Saul saw himself in all of the members of the group, although he didn't technically struggle with any of their personal addictions. Some said that the group itself was Saul's addiction, but Saul of course knew that was wrong. So what if he didn't sleep well or take care of himself? So what if he was preoccupied by suffering souls? So what if it was impossible for him to just let something go? Then he'd have to let everything go. He'd have to let his life's work go. Where did he go? Saul was around long before tech as most of his friends knew it. And tech was fun, Saul knew that, so he wasn't about to make anyone give it up forever - he wasn't about to make anyone do anything. He knew that he scared some people away, but he thought of himself as nothing more than a person who was very dedicated to his job.

Okay. So Saul was willing to admit that he didn't have much of a life outside of his group. Not counting the therapy attendees, he was solo in most of his ambitions. He ran the group by himself, unless Paula wanted to act as a leader. But people had no right to fear him, it was called Friends of Saul for a reason. That being said, there were many things in this world to fear, things that even the forest or the field couldn't calm. Fear yourself, fear the cause, fear the trolls and the monsters lurking behind your screens and within you. many people ever feared them enough to stop using? Hardly any.

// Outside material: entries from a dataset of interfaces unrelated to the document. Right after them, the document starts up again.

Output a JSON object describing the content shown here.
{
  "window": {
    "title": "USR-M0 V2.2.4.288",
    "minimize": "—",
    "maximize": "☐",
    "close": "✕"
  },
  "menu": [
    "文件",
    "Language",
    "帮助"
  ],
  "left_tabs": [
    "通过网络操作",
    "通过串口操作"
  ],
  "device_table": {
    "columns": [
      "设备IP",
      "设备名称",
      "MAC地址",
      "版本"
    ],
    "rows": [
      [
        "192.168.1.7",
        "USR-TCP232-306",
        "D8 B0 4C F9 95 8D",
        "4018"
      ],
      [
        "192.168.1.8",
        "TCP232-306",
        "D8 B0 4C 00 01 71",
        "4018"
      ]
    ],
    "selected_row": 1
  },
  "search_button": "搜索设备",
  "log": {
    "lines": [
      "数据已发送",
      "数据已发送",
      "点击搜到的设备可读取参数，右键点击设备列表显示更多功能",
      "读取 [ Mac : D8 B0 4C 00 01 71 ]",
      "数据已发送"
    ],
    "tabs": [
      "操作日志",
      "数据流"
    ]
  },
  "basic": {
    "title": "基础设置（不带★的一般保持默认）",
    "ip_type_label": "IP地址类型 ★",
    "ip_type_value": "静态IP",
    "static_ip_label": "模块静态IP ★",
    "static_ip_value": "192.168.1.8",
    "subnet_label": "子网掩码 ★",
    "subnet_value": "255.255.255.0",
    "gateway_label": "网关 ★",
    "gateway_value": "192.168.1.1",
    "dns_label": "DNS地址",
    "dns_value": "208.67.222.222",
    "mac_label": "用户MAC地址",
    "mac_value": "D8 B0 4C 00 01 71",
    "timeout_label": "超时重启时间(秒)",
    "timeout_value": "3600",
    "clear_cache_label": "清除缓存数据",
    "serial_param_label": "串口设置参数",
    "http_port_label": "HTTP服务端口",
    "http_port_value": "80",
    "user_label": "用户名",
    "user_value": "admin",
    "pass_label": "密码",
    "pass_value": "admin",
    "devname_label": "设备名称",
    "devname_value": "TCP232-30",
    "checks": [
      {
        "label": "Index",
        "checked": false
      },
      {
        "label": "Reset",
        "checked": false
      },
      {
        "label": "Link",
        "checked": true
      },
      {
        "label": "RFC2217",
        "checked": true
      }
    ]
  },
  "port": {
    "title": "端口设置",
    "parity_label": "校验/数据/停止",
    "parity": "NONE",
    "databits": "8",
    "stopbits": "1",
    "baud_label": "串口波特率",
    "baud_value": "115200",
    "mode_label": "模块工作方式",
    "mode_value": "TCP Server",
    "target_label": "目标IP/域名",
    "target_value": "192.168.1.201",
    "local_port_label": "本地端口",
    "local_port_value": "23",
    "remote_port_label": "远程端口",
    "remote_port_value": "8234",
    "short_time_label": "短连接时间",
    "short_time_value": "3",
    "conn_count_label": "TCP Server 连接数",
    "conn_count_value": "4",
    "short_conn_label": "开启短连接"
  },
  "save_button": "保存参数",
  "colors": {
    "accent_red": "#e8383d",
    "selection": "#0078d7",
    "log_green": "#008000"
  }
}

This was Saul's life work. Maybe he did have a bit of a complex, maybe he was a bit too possessive, but he wanted what was best for everyone. He wanted to help. Forget helping himself. He didn't need it. Even when he attended the meetings, he never voiced his own problems, never drank the tea during the tower tea ceremony. He didn't need to. Sometimes the rest of the group would encourage him to talk, but that was only because they were curious about him and his mysteries. He didn't need help. And if he did, it wasn't like he was about to let anyone know. Paula in particular would try to push Saul into trying to help himself, but he'd kneel down to no one and take no one's orders. He didn't need to refresh or restart himself. He was content with being in a constant fugue state.

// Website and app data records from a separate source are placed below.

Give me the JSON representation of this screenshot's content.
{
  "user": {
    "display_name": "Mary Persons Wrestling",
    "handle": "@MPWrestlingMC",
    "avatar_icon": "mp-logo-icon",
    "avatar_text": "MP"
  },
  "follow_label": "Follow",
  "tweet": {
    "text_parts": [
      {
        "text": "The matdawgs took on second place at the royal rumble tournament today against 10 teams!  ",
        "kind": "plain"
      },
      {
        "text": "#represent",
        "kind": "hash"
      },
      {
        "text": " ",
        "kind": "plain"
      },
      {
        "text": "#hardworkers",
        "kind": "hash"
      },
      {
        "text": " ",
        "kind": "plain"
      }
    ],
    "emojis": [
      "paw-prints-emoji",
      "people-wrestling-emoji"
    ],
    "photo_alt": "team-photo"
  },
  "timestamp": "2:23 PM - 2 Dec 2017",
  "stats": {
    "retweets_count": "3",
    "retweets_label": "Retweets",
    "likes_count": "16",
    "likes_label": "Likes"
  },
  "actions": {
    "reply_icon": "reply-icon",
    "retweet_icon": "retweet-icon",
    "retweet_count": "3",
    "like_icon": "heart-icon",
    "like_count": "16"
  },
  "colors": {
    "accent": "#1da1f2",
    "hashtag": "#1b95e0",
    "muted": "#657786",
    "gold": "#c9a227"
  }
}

Most of the group members had a job outside of the group, but the group was Saul's job, so how could he give it up? He never missed a meeting, even when he did. If there were eight members and his physical attendance wasn't needed, he'd still be there in spirit, or at least he'd listen to Paula's reports afterwards. Saul spent a lot of his time in the church, not out of religious devotion but out of career devotion. He'd wait in one of the main rooms while the meetings went on in the basement. He was hiding in plain sight almost every week, and everyone still treated him as a mystery. Good. Everything would be ruined if anyone knew too much about him. Why else would he disappear from the internet after he found the people that he needed? Why else would he not share anything about himself on the occasions when he did attend meetings?

He was getting even better at his job. This week, everyone had spoken openly about their addictions - that wasn't something that could be said about most meetings. The newcomer wanted to come back. Friendships were forming and help was blooming. How could someone so happy about friendship and recovery be a terrible being? How could someone so happy about those things be an addict? It was impossible. Keep it at eight members, Saul didn't need to attend and be pressured into talking about himself, he was much better as a recruiter. It was almost a shame that there could only ever be eight people, for Saul knew of so many other people who would benefit from the group. He didn't want any of the current eight to leave, but if they did...

Questions? Contact Saul.